Peter Byrne, NORTH BAY BOHEMIAN
Evan’s final and fatal argument was that the deal is invalid because the county sold the land to Gallaher based on his proposal to develop nearly a thousand homes in a forested, riparian area riffling with wildlife without doing an environmental review of the impacts.
Less than a week after the conclusion of a three-hour trial to decide the fate of a deal to develop housing on county-owned acreage surrounding an abandoned public hospital complex called Chanate, a superior court judge has issued a deal-breaking decision.
On Thursday, Judge René Auguste Chouteau issued a ruling that the Sonoma County Board of Supervisor’s approval last year of an agreement to develop Chanate with developer William Gallaher must be “vacated.” The controversial deal cannot go forward as planned.

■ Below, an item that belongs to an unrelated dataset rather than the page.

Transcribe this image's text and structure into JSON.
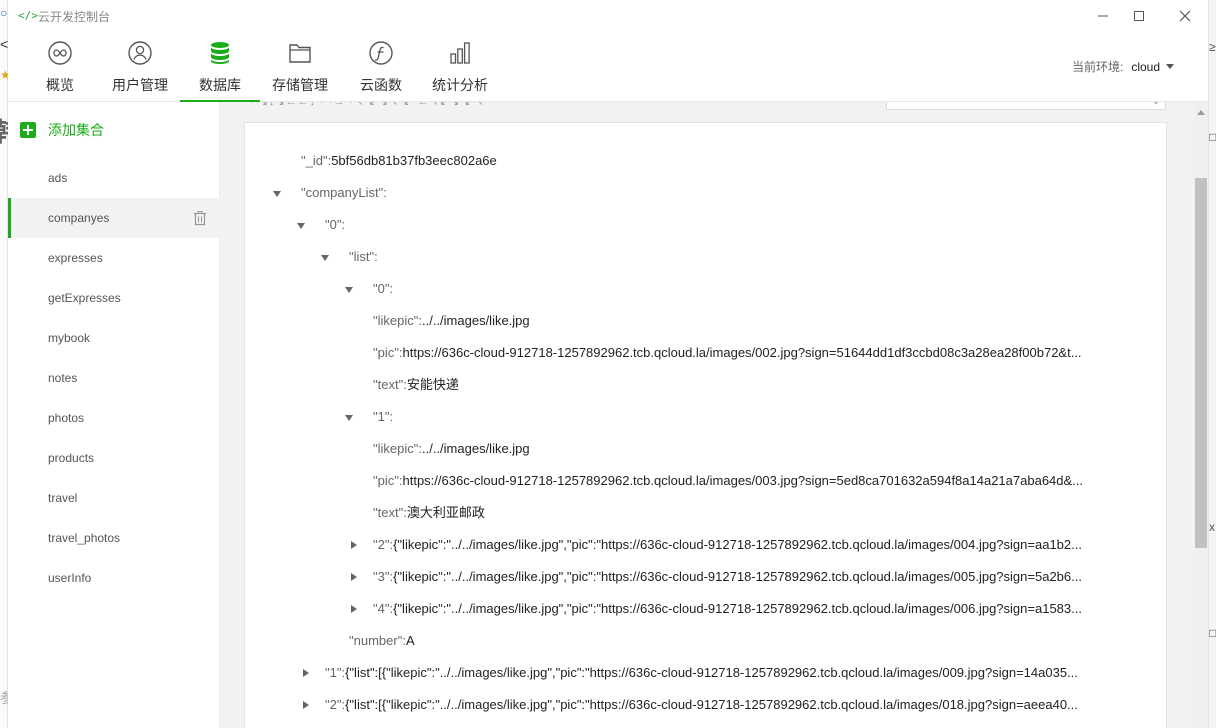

A lawsuit filed by the 200-member grassroots organization Friends of Chanate called for the development agreement to be overturned on several counts. Chouteau agreed with only one of the counts, but that was enough to send it back to the board of supervisors for the indefinite future. The deal can only be revived if the county and the developer conduct an environmental review of proposed project, which is a lengthy, expensive process that doesn’t guarantee the housing and commercial project will be approved.